Contrasting Santiago’s rather conservative image, these cafés, have been around since the 1960s. Café Haiti, the most elegant of the type, launched as an Italian- style coffee bar to serve businessmen stepping out of office buildings. Haiti, on a busy street, remains the most polished of these cafés, marked by tinted windows and neon lights, and sells its own line of delicious coffee. Inside the atmosphere is more a disco with thumping with most clientele coming for no more than 10 or 20 minutes to sip one of their famed espressos before going back to work.

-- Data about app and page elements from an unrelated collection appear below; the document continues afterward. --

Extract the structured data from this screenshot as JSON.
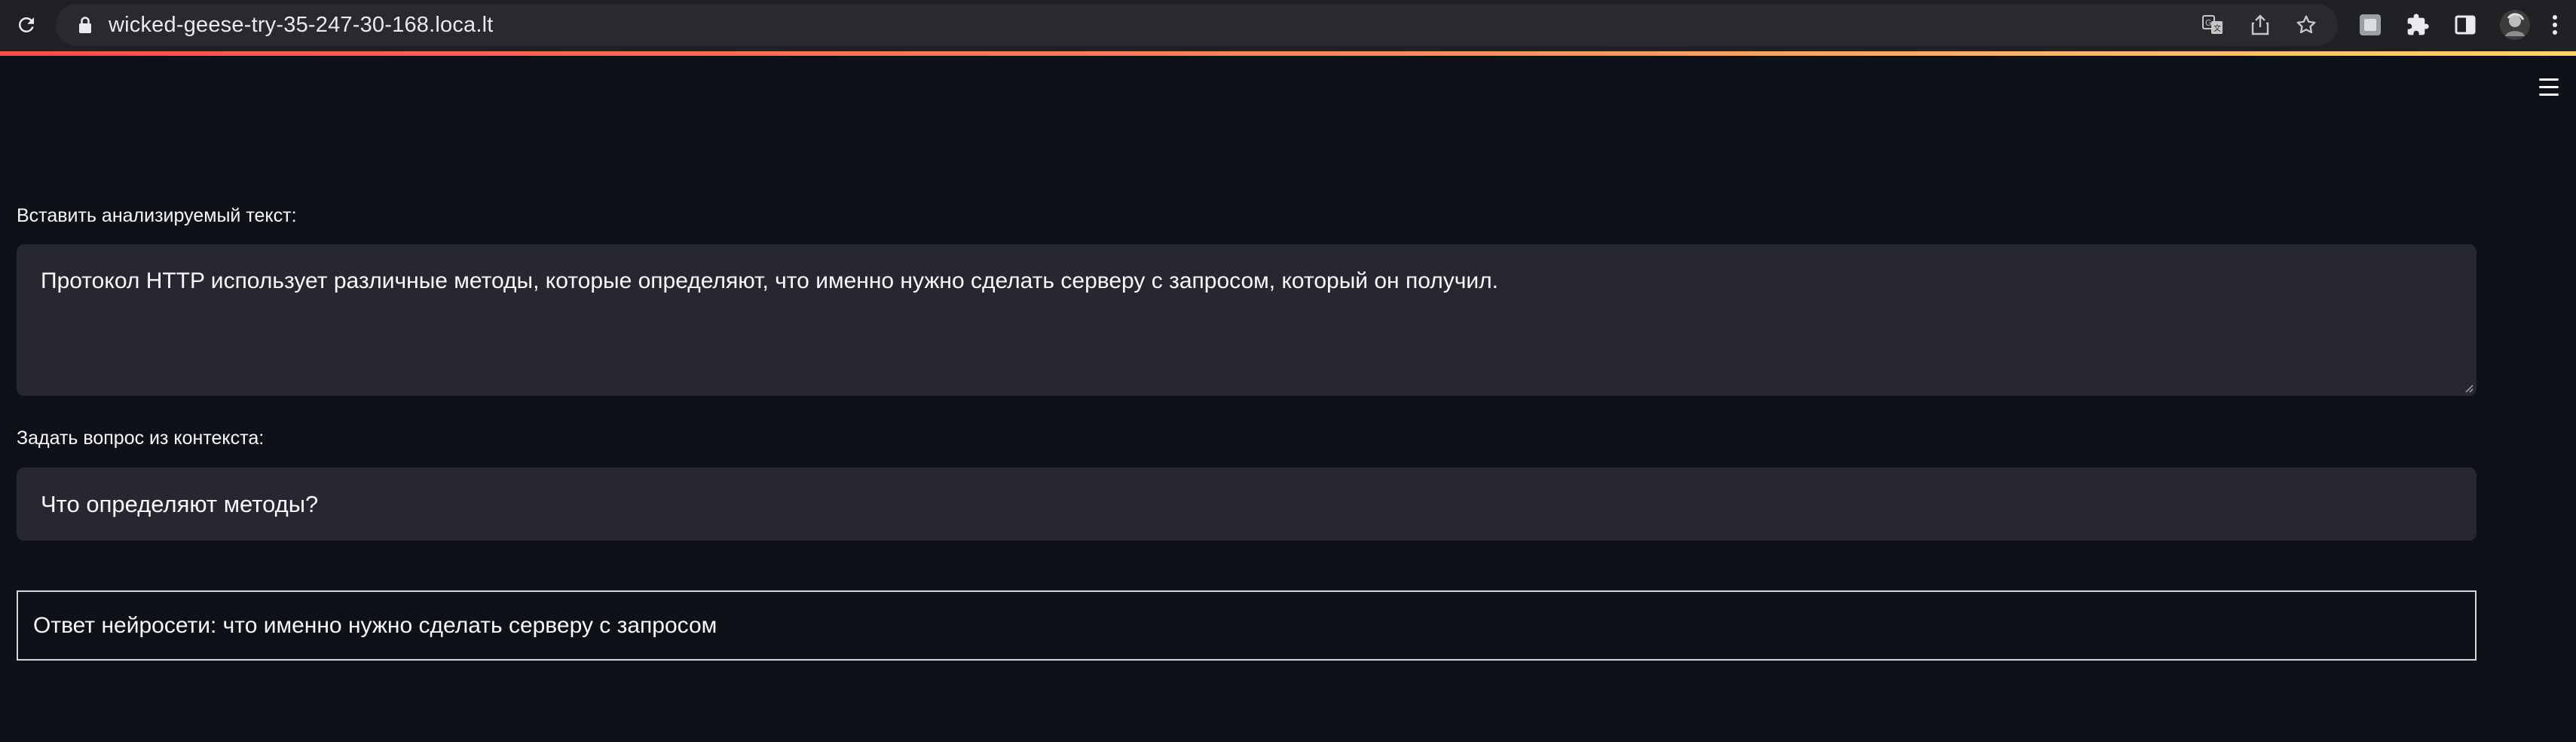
{
  "browser": {
    "url": "wicked-geese-try-35-247-30-168.loca.lt",
    "icons": {
      "reload": "reload-icon",
      "lock": "lock-icon",
      "translate": "translate-icon",
      "share": "share-icon",
      "bookmark": "star-icon",
      "extension1": "extension-icon",
      "extensions": "puzzle-icon",
      "sidepanel": "side-panel-icon",
      "profile": "avatar",
      "menu": "kebab-menu-icon"
    }
  },
  "app": {
    "menu_icon": "hamburger-menu-icon",
    "context_label": "Вставить анализируемый текст:",
    "context_value": "Протокол HTTP использует различные методы, которые определяют, что именно нужно сделать серверу с запросом, который он получил.",
    "question_label": "Задать вопрос из контекста:",
    "question_value": "Что определяют методы?",
    "answer_text": "Ответ нейросети: что именно нужно сделать серверу с запросом"
  },
  "colors": {
    "background": "#0e1117",
    "input_background": "#262730",
    "chrome_background": "#202124",
    "omnibox_background": "#282a2d",
    "accent_start": "#ff4b4b",
    "accent_end": "#ffd36b"
  }
}
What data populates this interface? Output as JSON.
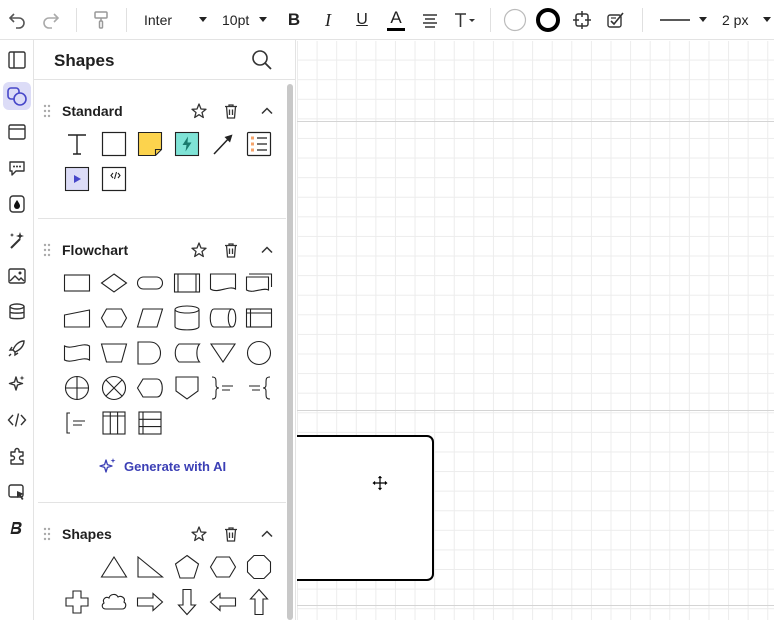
{
  "toolbar": {
    "font_family": "Inter",
    "font_size": "10pt",
    "bold_label": "B",
    "italic_label": "I",
    "underline_label": "U",
    "text_color_label": "A",
    "line_width": "2 px",
    "icons": [
      "undo-icon",
      "redo-icon",
      "format-painter-icon",
      "align-icon",
      "text-options-icon",
      "fill-color-icon",
      "border-color-icon",
      "arrange-icon",
      "format-checklist-icon",
      "line-style-icon"
    ]
  },
  "rail": {
    "items": [
      "layout-icon",
      "shapes-icon",
      "frame-icon",
      "comments-icon",
      "color-drop-icon",
      "magic-wand-icon",
      "image-icon",
      "data-icon",
      "rocket-icon",
      "sparkle-icon",
      "code-icon",
      "puzzle-icon",
      "presentation-icon",
      "brand-icon"
    ],
    "active": "shapes-icon"
  },
  "panel": {
    "title": "Shapes",
    "sections": [
      {
        "title": "Standard"
      },
      {
        "title": "Flowchart"
      },
      {
        "title": "Shapes"
      }
    ],
    "generate_ai_label": "Generate with AI"
  },
  "colors": {
    "accent": "#3b3fb5",
    "active_rail_bg": "#dcdcf7",
    "sticky_yellow": "#fcd34d",
    "action_teal": "#7fe3d6",
    "grid_line": "#ececec",
    "page_line": "#d4d4d4"
  }
}
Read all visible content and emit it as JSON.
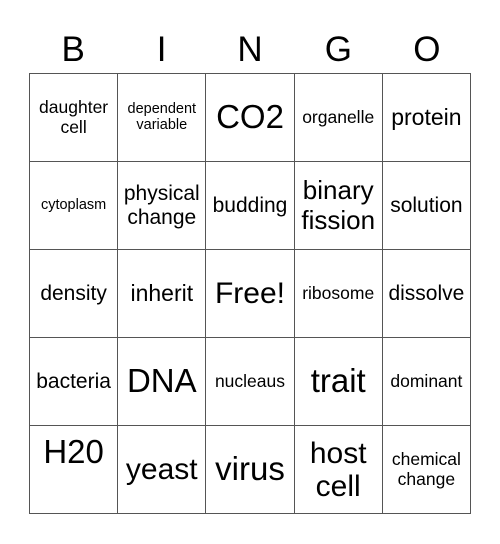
{
  "header": {
    "letters": [
      "B",
      "I",
      "N",
      "G",
      "O"
    ]
  },
  "board": {
    "rows": [
      [
        "daughter\ncell",
        "dependent\nvariable",
        "CO2",
        "organelle",
        "protein"
      ],
      [
        "cytoplasm",
        "physical\nchange",
        "budding",
        "binary\nfission",
        "solution"
      ],
      [
        "density",
        "inherit",
        "Free!",
        "ribosome",
        "dissolve"
      ],
      [
        "bacteria",
        "DNA",
        "nucleaus",
        "trait",
        "dominant"
      ],
      [
        "H20",
        "yeast",
        "virus",
        "host\ncell",
        "chemical\nchange"
      ]
    ],
    "free_space": "Free!",
    "line_color": "#555555",
    "text_color": "#000000",
    "background": "#ffffff"
  }
}
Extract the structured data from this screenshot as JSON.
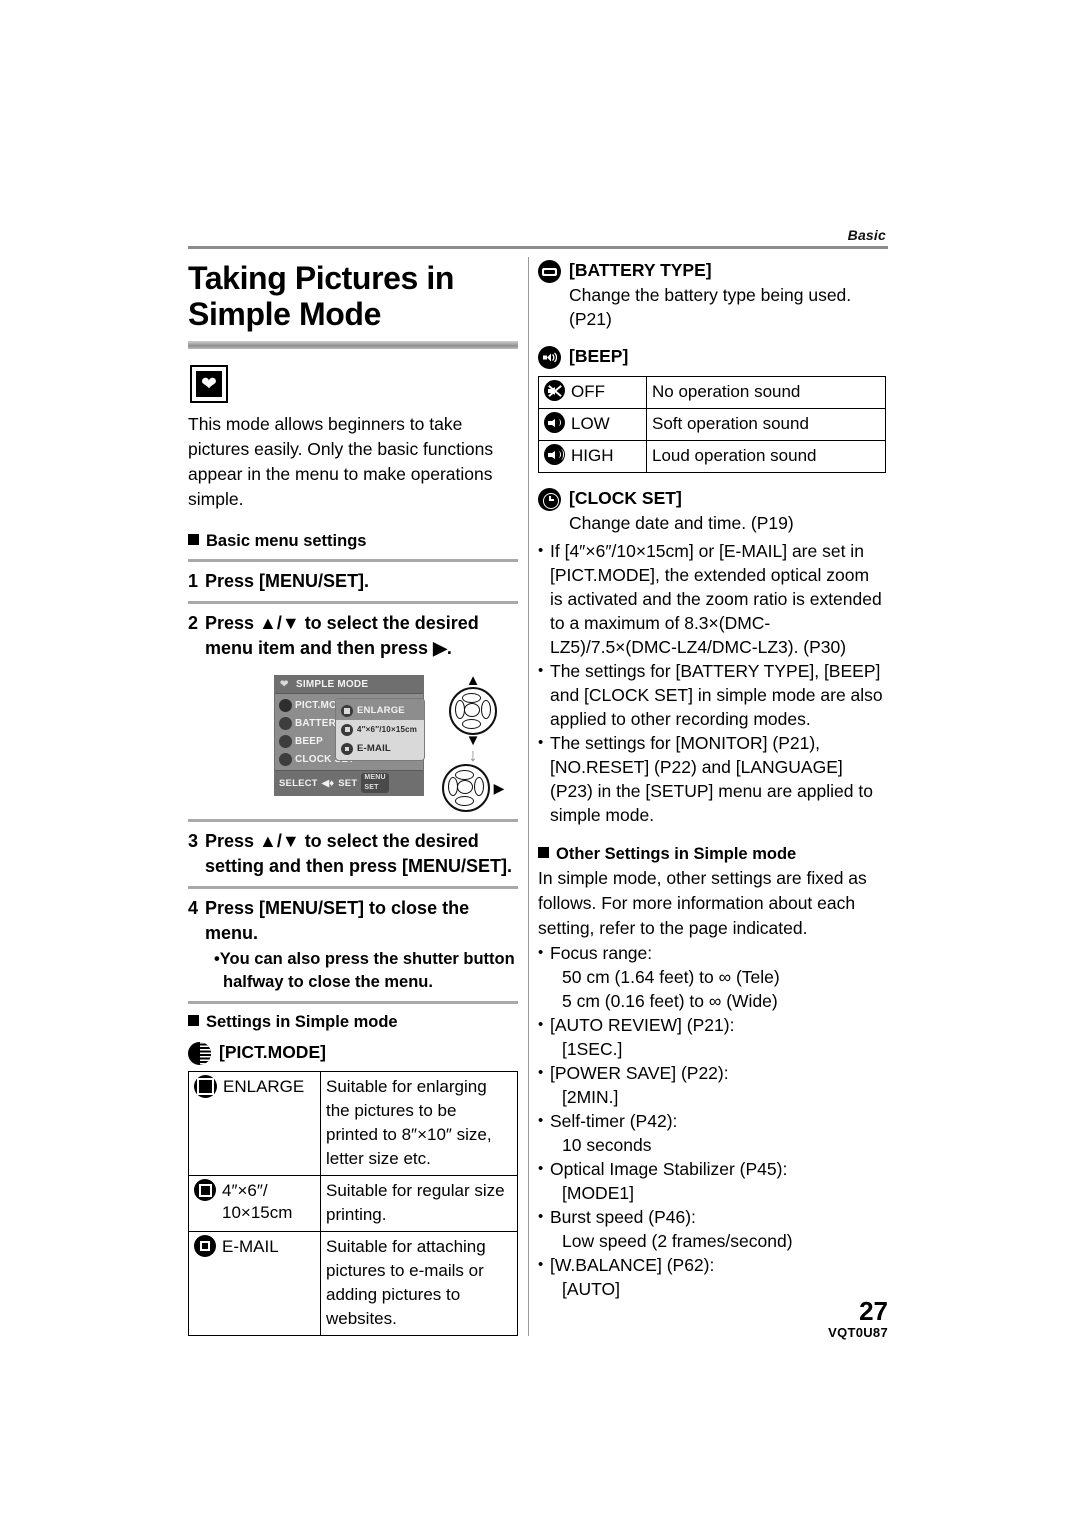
{
  "running_head": "Basic",
  "title": "Taking Pictures in Simple Mode",
  "mode_icon": "heart-icon",
  "intro": "This mode allows beginners to take pictures easily. Only the basic functions appear in the menu to make operations simple.",
  "basic_menu_heading": "Basic menu settings",
  "steps": [
    {
      "num": "1",
      "text": "Press [MENU/SET]."
    },
    {
      "num": "2",
      "text": "Press ▲/▼ to select the desired menu item and then press ▶."
    },
    {
      "num": "3",
      "text": "Press ▲/▼ to select the desired setting and then press [MENU/SET]."
    },
    {
      "num": "4",
      "text": "Press [MENU/SET] to close the menu."
    }
  ],
  "step4_note": "You can also press the shutter button halfway to close the menu.",
  "lcd": {
    "title": "SIMPLE MODE",
    "items": [
      {
        "label": "PICT.MODE",
        "icon": "pictmode-icon",
        "selected": true
      },
      {
        "label": "BATTERY TYP",
        "icon": "battery-icon",
        "selected": false
      },
      {
        "label": "BEEP",
        "icon": "beep-icon",
        "selected": false
      },
      {
        "label": "CLOCK SET",
        "icon": "clock-icon",
        "selected": false
      }
    ],
    "submenu": [
      {
        "label": "ENLARGE",
        "icon": "size-large-icon",
        "selected": true
      },
      {
        "label": "4″×6″/10×15cm",
        "icon": "size-mid-icon",
        "selected": false
      },
      {
        "label": "E-MAIL",
        "icon": "size-small-icon",
        "selected": false
      }
    ],
    "footer_select": "SELECT",
    "footer_select_glyph": "◀♦",
    "footer_set": "SET",
    "footer_set_button": "MENU\nSET"
  },
  "cursor_pad": {
    "up_glyph": "▲",
    "down_glyph": "▼",
    "move_glyph": "↓",
    "right_glyph": "▶"
  },
  "settings_heading": "Settings in Simple mode",
  "pictmode": {
    "heading": "[PICT.MODE]",
    "icon": "pictmode-icon",
    "rows": [
      {
        "icon": "size-large-icon",
        "label": "ENLARGE",
        "desc": "Suitable for enlarging the pictures to be printed to 8″×10″ size, letter size etc."
      },
      {
        "icon": "size-mid-icon",
        "label": "4″×6″/\n10×15cm",
        "label_line1": "4″×6″/",
        "label_line2": "10×15cm",
        "desc": "Suitable for regular size printing."
      },
      {
        "icon": "size-small-icon",
        "label": "E-MAIL",
        "desc": "Suitable for attaching pictures to e-mails or adding pictures to websites."
      }
    ]
  },
  "battery_type": {
    "heading": "[BATTERY TYPE]",
    "icon": "battery-icon",
    "body": "Change the battery type being used. (P21)"
  },
  "beep": {
    "heading": "[BEEP]",
    "icon": "beep-icon",
    "rows": [
      {
        "icon": "speaker-off-icon",
        "label": "OFF",
        "desc": "No operation sound"
      },
      {
        "icon": "speaker-low-icon",
        "label": "LOW",
        "desc": "Soft operation sound"
      },
      {
        "icon": "speaker-high-icon",
        "label": "HIGH",
        "desc": "Loud operation sound"
      }
    ]
  },
  "clock_set": {
    "heading": "[CLOCK SET]",
    "icon": "clock-icon",
    "body": "Change date and time. (P19)"
  },
  "notes": [
    "If [4″×6″/10×15cm] or [E-MAIL] are set in [PICT.MODE], the extended optical zoom is activated and the zoom ratio is extended to a maximum of 8.3×(DMC-LZ5)/7.5×(DMC-LZ4/DMC-LZ3). (P30)",
    "The settings for [BATTERY TYPE], [BEEP] and [CLOCK SET] in simple mode are also applied to other recording modes.",
    "The settings for [MONITOR] (P21), [NO.RESET] (P22) and [LANGUAGE] (P23) in the [SETUP] menu are applied to simple mode."
  ],
  "other_settings": {
    "heading": "Other Settings in Simple mode",
    "intro": "In simple mode, other settings are fixed as follows. For more information about each setting, refer to the page indicated.",
    "items": [
      {
        "label": "Focus range:",
        "values": [
          "50 cm (1.64 feet) to ∞ (Tele)",
          "5 cm (0.16 feet) to ∞ (Wide)"
        ]
      },
      {
        "label": "[AUTO REVIEW] (P21):",
        "values": [
          "[1SEC.]"
        ]
      },
      {
        "label": "[POWER SAVE] (P22):",
        "values": [
          "[2MIN.]"
        ]
      },
      {
        "label": "Self-timer (P42):",
        "values": [
          "10 seconds"
        ]
      },
      {
        "label": "Optical Image Stabilizer (P45):",
        "values": [
          "[MODE1]"
        ]
      },
      {
        "label": "Burst speed (P46):",
        "values": [
          "Low speed (2 frames/second)"
        ]
      },
      {
        "label": "[W.BALANCE] (P62):",
        "values": [
          "[AUTO]"
        ]
      }
    ]
  },
  "footer": {
    "page_number": "27",
    "doc_code": "VQT0U87"
  }
}
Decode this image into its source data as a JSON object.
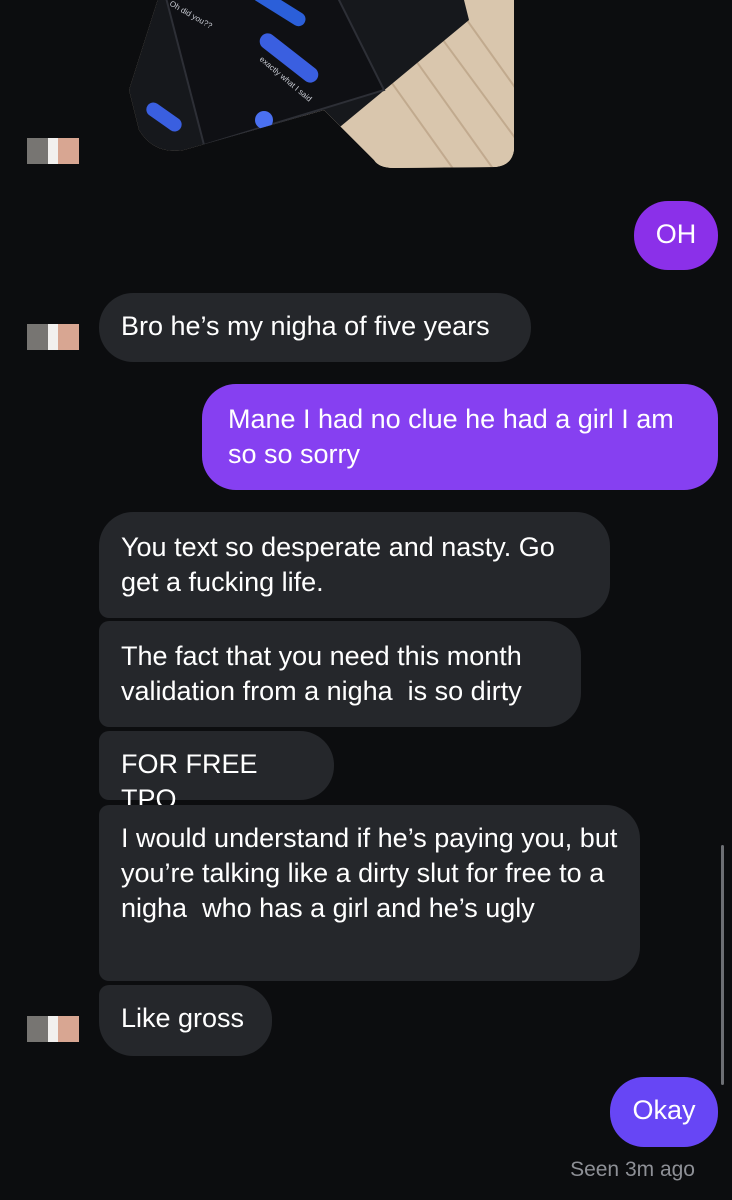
{
  "conversation": {
    "messages": [
      {
        "from": "me",
        "text": "OH"
      },
      {
        "from": "them",
        "text": "Bro he’s my nigha of five years"
      },
      {
        "from": "me",
        "text": "Mane I had no clue he had a girl I am so so sorry"
      },
      {
        "from": "them",
        "text": "You text so desperate and nasty. Go get a fucking life."
      },
      {
        "from": "them",
        "text": "The fact that you need this month validation from a nigha  is so dirty"
      },
      {
        "from": "them",
        "text": "FOR FREE TPO"
      },
      {
        "from": "them",
        "text": "I would understand if he’s paying you, but you’re talking like a dirty slut for free to a nigha  who has a girl and he’s ugly"
      },
      {
        "from": "them",
        "text": "Like gross"
      },
      {
        "from": "me",
        "text": "Okay"
      }
    ],
    "seen_status": "Seen 3m ago",
    "colors": {
      "background": "#0c0d0f",
      "incoming_bubble": "#25272b",
      "outgoing_purple": "#8a35ee",
      "outgoing_violet": "#6645f5"
    }
  },
  "shared_photo": {
    "icons": [
      "photo-of-phone-screenshot"
    ],
    "visible_text": [
      "Oh did you??",
      "exactly what I said"
    ]
  }
}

Between 1850-1875, the government recruited thousands of Germans to help settle the south of Chile – an act that transformed the national cuisine over the next century. One of the dishes that best exemplify this influence is the crudo. Translating simply as “raw”, the dish is made with finely chopped uncooked minced beef, lemon juice and chopped onion that’s set on a piece of pre- sliced white bread with a sauce of yogurt and mayonnaise. A Chilean crudo is similar to a tartare, and it most likely originated from the German dish mett, which uses pork instead of beef (cattle farming is common in southern Chile so it was adapted). The snack is most famously served at the bar of Café Haussmann, a German-style pub that was originally founded in Valdivia more than 50 years ago, but also has a Santiago location in Las Condes. The bar serves their crudos with slices of lemon, to be drizzled over the minced meat, alongside their house beers and classic Chilean sandwiches. You’ll also find straightforward crudos being served in traditional bars and restaurants around Santiago, as well as in modern restaurants that have made variations with ingredients like maqui berries and deer meat.
Nobel Prize-winning poet and celebrated food lover Pablo Neruda believed that wine tasted better out of coloured glasses, which he used to serve his friends, and which you can see in droves at his house-museum, La Chascona, named after his then mistress (and later wife) Matilde Urrutia, who was known to have wild, curly red hair. Neruda lived a life of dinner parties and celebrity guests, who came to eat and drink in the colourful rooms of his whimsical house, which was lined with objet d’art and knick-knacks ranging from portraits from Mexican muralist Diego Rivera to hand-carved wooden figureheads and shells collected on the coast. The architecture of the house, at the foot of Cerro San Cristobal in the bohemian Bellavista neighborhood, was inspired by the sea, with rooms resembling the cabin of a boat, some porthole windows, a bar built with wood from a French ship and a living room that resembles a lighthouse. One of the poet’s three house-museums in Chile (the others are in Valparaíso and Isla Negra on the coast), La Chascona now has a small café and gift shop that serve as waiting areas before the guided tours of the property, one of the biggest tourist attractions in Santiago.